- **Instructions for the task**
Although the data below contains pictures, please reproduce only its words, exactly.

[Collection entries]
——

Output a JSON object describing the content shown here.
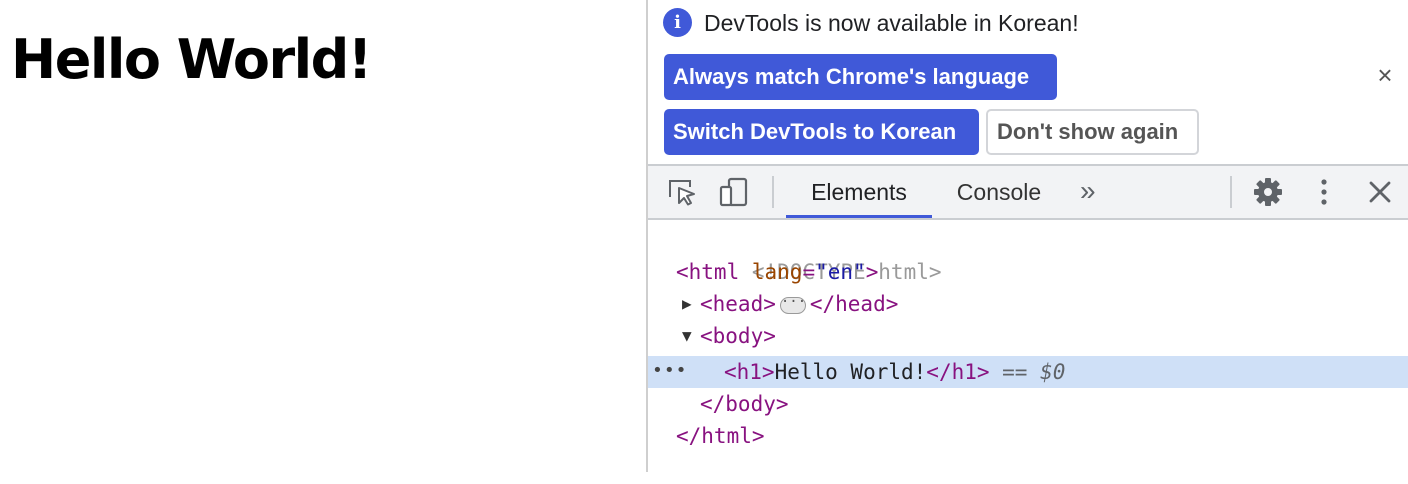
{
  "page": {
    "heading": "Hello World!"
  },
  "infobar": {
    "message": "DevTools is now available in Korean!",
    "icon": "info-icon",
    "buttons": {
      "always_match": "Always match Chrome's language",
      "switch_korean": "Switch DevTools to Korean",
      "dont_show": "Don't show again"
    },
    "close_glyph": "×"
  },
  "toolbar": {
    "tabs": [
      {
        "label": "Elements",
        "active": true
      },
      {
        "label": "Console",
        "active": false
      }
    ],
    "more_tabs": "»"
  },
  "elements_tree": {
    "doctype": "<!DOCTYPE html>",
    "html_open": "<html",
    "html_attr_name": "lang",
    "html_attr_eq": "=",
    "html_attr_value": "\"en\"",
    "html_open_close": ">",
    "head_open": "<head>",
    "head_close": "</head>",
    "body_open": "<body>",
    "h1_open": "<h1>",
    "h1_text": "Hello World!",
    "h1_close": "</h1>",
    "selected_marker": " == ",
    "selected_ref": "$0",
    "body_close": "</body>",
    "html_close": "</html>",
    "gutter_dots": "•••"
  },
  "colors": {
    "accent": "#4059d8",
    "selection": "#cfe0f7",
    "tag": "#881280",
    "attr_name": "#994500",
    "attr_value": "#1a1aa6"
  }
}
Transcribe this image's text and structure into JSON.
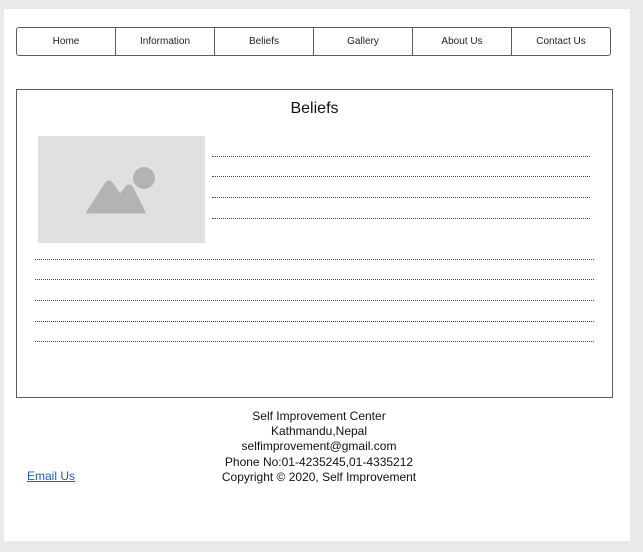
{
  "nav": {
    "items": [
      "Home",
      "Information",
      "Beliefs",
      "Gallery",
      "About Us",
      "Contact Us"
    ]
  },
  "section": {
    "title": "Beliefs",
    "image_icon": "image-placeholder-icon"
  },
  "footer": {
    "lines": [
      "Self Improvement Center",
      "Kathmandu,Nepal",
      "selfimprovement@gmail.com",
      "Phone No:01-4235245,01-4335212",
      "Copyright © 2020, Self Improvement"
    ],
    "email_link": "Email Us"
  },
  "colors": {
    "link": "#1a5fb4",
    "placeholder_bg": "#e0e0e0",
    "placeholder_icon": "#b3b3b3"
  }
}
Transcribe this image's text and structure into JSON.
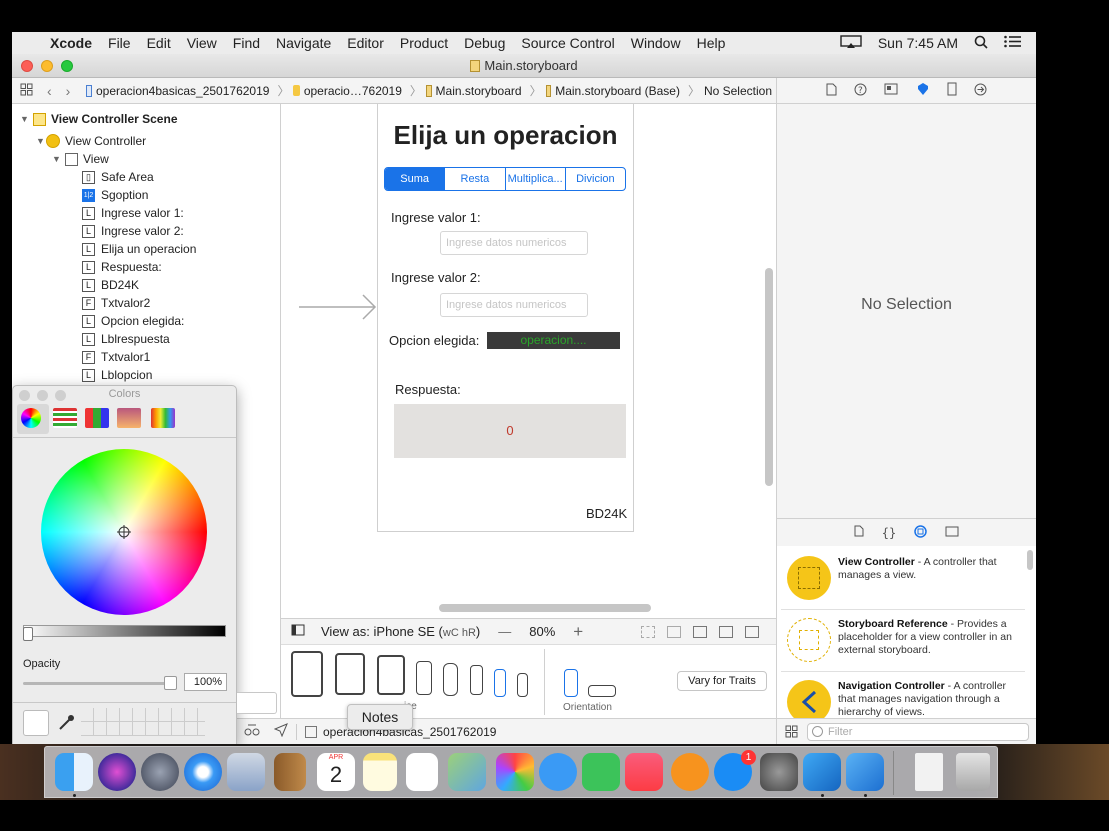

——

- **Task response**
Output a JSON object describing the content shown here.
{
  "page": {
    "heading": "Hello World!"
  },
  "infobar": {
    "message": "DevTools is now available in Korean!",
    "icon": "info-icon",
    "buttons": {
      "always_match": "Always match Chrome's language",
      "switch_korean": "Switch DevTools to Korean",
      "dont_show": "Don't show again"
    },
    "close_glyph": "×"
  },
  "toolbar": {
    "tabs": [
      {
        "label": "Elements",
        "active": true
      },
      {
        "label": "Console",
        "active": false
      }
    ],
    "more_tabs": "»"
  },
  "elements_tree": {
    "doctype": "<!DOCTYPE html>",
    "html_open": "<html",
    "html_attr_name": "lang",
    "html_attr_eq": "=",
    "html_attr_value": "\"en\"",
    "html_open_close": ">",
    "head_open": "<head>",
    "head_close": "</head>",
    "body_open": "<body>",
    "h1_open": "<h1>",
    "h1_text": "Hello World!",
    "h1_close": "</h1>",
    "selected_marker": " == ",
    "selected_ref": "$0",
    "body_close": "</body>",
    "html_close": "</html>",
    "gutter_dots": "•••"
  },
  "colors": {
    "accent": "#4059d8",
    "selection": "#cfe0f7",
    "tag": "#881280",
    "attr_name": "#994500",
    "attr_value": "#1a1aa6"
  }
}
Transcribe this image's text and structure into JSON.
{
  "nav": {
    "items": [
      "Home",
      "Information",
      "Beliefs",
      "Gallery",
      "About Us",
      "Contact Us"
    ]
  },
  "section": {
    "title": "Beliefs",
    "image_icon": "image-placeholder-icon"
  },
  "footer": {
    "lines": [
      "Self Improvement Center",
      "Kathmandu,Nepal",
      "selfimprovement@gmail.com",
      "Phone No:01-4235245,01-4335212",
      "Copyright © 2020, Self Improvement"
    ],
    "email_link": "Email Us"
  },
  "colors": {
    "link": "#1a5fb4",
    "placeholder_bg": "#e0e0e0",
    "placeholder_icon": "#b3b3b3"
  }
}
Transcribe this image's text and structure into JSON.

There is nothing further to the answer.